Even though there are fewer street food stalls left in Bangkok after this year’s crackdown, that doesn’t stop me from my food explorations. Lately, I often take a little journey to explore the Srinakarin Road area, a neighborhood on the east side of Bangkok. There, on the ground floor of the Paradise Park Mall, I visit the food court—an indoor paradise for food lovers.
Once I step into the food court area, I am immediately surrounded by endless lanes filled with stands of goodies. It’s actually much more than a food court: vendors also sell homemade tiger balm, coconut cold press oil, and even socks. This food court is like a secret hideaway offering food from all over Thailand. There are noodles from Sukhothai, homemade steamed Chinese cakes, and my favorite stop—the vegetarian stand.
Located near the end of the food court hall is Reungthip Mungsavirat, and they offer vegetarian food all year round. At first glance, however, I can’t tell that this food is vegetarian because it looks as exciting as other normal Thai curries and dishes. The food is full of colours and full of tastes, and there are many dishes to choose from.
Reungthip Mungsavirat is run by Khun Reungthip and Mim, her daughter. Their little kitchen—with three stoves—is tucked behind the counter, and every dish will be cooked every morning right there. The mother will go to the fresh market around 3am and bring back all the ingredients, starting to cook as soon as she returns from the market.
Each day she will cook about 10 dishes, and by the time Paradise Park’s gates open, her food is ready. She prepares her food in giant pots and on trays. Every day will be a different menu, perhaps a gentle soup, a spicy coconut curry, a spicy salad, or a simple but tasty stir-fry vegetable dish. On my latest visit, she had prepared Kaeng Tepho (tamarind sour-base curry with morning glory), Kaeng Som (mixed vegetables in spicy and sour orange soup), Kaeng Khi Lek (cassia-leaf curry), Kaeng Laing (peppery herbal mixed vegetable soup), and Pad Hedhom (fried aromatic shitake mushroom).

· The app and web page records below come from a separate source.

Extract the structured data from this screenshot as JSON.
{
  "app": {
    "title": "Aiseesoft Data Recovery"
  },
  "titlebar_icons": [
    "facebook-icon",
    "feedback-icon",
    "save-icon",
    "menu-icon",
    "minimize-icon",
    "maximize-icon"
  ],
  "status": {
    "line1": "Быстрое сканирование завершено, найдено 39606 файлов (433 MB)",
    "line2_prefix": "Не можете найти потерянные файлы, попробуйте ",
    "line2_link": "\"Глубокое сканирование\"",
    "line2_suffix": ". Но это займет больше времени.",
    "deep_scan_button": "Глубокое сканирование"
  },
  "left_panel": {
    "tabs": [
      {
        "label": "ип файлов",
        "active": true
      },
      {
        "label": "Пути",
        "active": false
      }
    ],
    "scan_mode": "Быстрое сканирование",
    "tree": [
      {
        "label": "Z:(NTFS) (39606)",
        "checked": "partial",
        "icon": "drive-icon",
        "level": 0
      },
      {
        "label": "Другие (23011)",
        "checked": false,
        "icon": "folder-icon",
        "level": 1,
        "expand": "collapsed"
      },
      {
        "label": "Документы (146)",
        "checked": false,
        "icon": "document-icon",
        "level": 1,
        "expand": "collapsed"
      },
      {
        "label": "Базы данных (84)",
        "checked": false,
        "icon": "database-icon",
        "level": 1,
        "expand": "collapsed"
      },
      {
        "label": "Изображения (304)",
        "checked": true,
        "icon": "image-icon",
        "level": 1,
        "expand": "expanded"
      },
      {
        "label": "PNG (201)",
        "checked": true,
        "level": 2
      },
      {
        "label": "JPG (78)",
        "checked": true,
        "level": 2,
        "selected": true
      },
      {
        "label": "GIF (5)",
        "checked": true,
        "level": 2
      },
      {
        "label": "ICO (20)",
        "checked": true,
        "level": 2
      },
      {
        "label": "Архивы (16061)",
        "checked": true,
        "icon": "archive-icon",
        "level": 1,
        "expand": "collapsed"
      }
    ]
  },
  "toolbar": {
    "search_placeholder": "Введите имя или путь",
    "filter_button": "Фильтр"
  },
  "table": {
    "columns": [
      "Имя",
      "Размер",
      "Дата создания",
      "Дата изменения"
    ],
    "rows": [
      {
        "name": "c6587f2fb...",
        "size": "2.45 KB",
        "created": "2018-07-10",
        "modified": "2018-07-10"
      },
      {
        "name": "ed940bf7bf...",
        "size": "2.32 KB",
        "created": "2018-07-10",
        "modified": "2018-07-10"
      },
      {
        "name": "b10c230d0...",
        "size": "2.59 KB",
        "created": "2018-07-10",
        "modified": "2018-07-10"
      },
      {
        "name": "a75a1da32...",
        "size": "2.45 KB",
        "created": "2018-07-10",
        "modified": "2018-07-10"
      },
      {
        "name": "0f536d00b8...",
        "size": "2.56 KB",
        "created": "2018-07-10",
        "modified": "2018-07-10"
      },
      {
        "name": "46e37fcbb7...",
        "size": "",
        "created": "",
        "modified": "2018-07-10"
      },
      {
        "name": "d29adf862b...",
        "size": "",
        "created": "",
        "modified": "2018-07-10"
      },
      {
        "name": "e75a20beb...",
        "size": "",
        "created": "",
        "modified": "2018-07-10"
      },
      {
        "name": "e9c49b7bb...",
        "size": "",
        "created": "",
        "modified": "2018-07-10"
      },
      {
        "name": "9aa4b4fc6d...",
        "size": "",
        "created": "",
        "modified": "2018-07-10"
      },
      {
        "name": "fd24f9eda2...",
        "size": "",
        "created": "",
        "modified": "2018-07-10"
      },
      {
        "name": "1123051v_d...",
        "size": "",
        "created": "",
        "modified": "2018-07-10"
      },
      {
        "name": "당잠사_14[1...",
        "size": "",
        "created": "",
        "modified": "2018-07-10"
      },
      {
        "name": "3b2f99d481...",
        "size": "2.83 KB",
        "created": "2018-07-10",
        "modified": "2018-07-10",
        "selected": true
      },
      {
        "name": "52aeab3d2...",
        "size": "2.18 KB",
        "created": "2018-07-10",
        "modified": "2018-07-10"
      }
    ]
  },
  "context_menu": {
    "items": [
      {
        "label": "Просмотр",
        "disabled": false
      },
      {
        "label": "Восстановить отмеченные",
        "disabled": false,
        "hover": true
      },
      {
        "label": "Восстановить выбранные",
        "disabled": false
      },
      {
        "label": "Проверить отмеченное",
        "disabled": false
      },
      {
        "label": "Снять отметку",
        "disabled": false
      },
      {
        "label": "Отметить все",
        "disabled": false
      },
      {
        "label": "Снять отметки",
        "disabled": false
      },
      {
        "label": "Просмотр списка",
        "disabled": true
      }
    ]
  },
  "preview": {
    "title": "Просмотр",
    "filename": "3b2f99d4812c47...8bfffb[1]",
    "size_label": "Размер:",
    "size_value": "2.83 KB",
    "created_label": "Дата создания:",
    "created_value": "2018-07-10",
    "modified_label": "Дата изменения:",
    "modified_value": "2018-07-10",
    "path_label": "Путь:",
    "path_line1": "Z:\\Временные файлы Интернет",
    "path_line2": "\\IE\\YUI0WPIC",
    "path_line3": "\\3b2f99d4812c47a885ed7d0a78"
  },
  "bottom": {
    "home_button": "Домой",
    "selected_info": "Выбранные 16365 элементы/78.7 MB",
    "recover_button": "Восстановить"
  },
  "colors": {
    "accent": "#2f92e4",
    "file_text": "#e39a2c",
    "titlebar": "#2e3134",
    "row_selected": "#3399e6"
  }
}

I chose the combination of textures and tastes from Kaeng Liang, which was powerful and aromatic with herbs and spices—including chili mixed with fried shitake mushroom, which gave it a chewy crunchy texture. I usually have my meal in the food court, but I buy more to take away. It’s not hard at all to find vegetarian dishes in Bangkok, but I do like the food here a lot because it has an intensity—in flavour and texture—more like you’d find in non-vegetarian curries and other dishes.
Address: Reungthip Mungsavirat is on the ground floor of the Paradise Park Building, Srinakarin Road. Open from 9am till 7pm (or until they run out of food).